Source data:

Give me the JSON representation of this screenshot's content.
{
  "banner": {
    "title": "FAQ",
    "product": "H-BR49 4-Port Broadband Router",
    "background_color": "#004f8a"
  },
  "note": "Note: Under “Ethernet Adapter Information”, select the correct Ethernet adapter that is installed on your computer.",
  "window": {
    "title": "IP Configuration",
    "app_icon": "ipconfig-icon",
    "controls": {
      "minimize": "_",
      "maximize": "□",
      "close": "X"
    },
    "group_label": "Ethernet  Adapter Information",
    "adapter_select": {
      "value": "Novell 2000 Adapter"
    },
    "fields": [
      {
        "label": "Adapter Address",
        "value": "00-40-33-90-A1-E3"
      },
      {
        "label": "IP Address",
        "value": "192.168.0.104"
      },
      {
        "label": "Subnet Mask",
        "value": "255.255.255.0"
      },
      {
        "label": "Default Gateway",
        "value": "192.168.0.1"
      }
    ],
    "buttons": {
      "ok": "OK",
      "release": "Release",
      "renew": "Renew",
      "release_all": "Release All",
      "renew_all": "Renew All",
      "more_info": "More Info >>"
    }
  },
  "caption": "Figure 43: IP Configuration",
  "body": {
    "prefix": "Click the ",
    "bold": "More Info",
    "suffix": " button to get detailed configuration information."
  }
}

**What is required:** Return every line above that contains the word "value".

**Your solution:**
      "value": "Novell 2000 Adapter"
        "value": "00-40-33-90-A1-E3"
        "value": "192.168.0.104"
        "value": "255.255.255.0"
        "value": "192.168.0.1"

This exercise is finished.